In the 2012-2013 academic year, Teach For China Fellows are teaching in over 50 schools spread throughout two provinces in southern China:
Teach For China currently places Fellows in five counties in rural western Yunnan province, close to China’s border with Myanmar. Three of those counties, located in Lincang prefecture, appear in the national Chinese government’s list of high-poverty counties. The remaining two counties in Dali prefecture are also home to a number of low-income communities.
Many families in our Yunnan placement communities respond to economic pressures by sending family members to work as migrant laborers in remote larger cities. Many children in Fellows’ schools thus grow up with one or both parents chronically absent and often receive care from elderly relatives. At the same time, the children themselves face the same pressure to leave school early and find migrant work, and many students drop out of school before completing middle school. Many placement communities in Yunnan are home to large numbers of Chinese ethnic minority groups, including the Bai, Yi, Lisu, Miao, Wa, and Hui peoples. As a result, teachers in these communities face myriad challenges as they navigate not only socioeconomic disparities, but also cross-cultural friction, language barriers, and racial discrimination. Public schools in our Yunnan placement schools are chronically short of teachers. The province has the third-highest student-teacher ratio in China and each class typically has as many as 40-60 students. Students receive little if any individualized attention and support to help them overcome the challenges they face in and outside of the classroom.
Teach For China places Fellows in two neighboring counties in Shantou Prefecture in eastern Guangdong province. The region is known for distinctive music, opera, and food, which set it apart from the rest of Guangdong. Although the province as a whole has been at the forefront of China’s economic expansion of the last two decades, Shantou has been largely excluded from this growth and has been designated by provincial authorities as a high need area. As a result of Shantou’s proximity to the booming manufacturing centers of Guangdong, students there face substantial pressure to forego their studies in order to work. Students work on evenings and weekends at home or in nearby factories to help support their families.

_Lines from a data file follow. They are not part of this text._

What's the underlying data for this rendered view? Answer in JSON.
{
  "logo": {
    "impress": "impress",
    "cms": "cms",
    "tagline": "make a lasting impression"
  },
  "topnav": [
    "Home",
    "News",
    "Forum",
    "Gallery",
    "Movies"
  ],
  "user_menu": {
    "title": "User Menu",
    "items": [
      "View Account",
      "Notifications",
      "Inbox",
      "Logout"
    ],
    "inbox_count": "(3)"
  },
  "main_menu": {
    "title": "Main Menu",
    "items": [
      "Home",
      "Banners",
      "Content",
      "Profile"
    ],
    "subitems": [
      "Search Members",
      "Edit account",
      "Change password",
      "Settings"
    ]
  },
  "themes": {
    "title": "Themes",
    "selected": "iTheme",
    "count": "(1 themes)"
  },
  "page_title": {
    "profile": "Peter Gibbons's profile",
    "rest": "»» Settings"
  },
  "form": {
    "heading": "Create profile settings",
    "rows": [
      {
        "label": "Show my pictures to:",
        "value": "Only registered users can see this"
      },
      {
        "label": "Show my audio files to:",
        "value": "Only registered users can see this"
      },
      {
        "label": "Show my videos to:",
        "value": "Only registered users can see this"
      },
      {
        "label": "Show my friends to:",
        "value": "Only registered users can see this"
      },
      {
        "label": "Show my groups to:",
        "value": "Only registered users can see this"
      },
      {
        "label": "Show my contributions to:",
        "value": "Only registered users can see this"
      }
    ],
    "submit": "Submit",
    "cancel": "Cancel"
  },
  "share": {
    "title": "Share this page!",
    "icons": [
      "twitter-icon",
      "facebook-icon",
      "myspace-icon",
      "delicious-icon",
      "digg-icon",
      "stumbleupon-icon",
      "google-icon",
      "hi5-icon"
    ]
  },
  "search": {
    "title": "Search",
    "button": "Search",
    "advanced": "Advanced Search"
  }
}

While many urban communities and schools in Guangdong benefit from remittances and other donations from overseas Chinese communities, the schools in Shantou are consistently overlooked and have not benefited from this supplementary source of income. Although Shantou schools enjoy good physical infrastructure compared to schools in Yunnan, these schools are plagued by persistent teacher shortages. Guangdong’s student-teacher ratios run far above the national average, and Shantou has some of the highest ratios in all of Guangdong. Consequently, class sizes are overwhelmingly large, averaging 60-90 students per teacher. Furthermore, teachers have little or no access to support and evaluative systems, such that new teachers do not receive the training and guidance needed to succeed in challenging classrooms.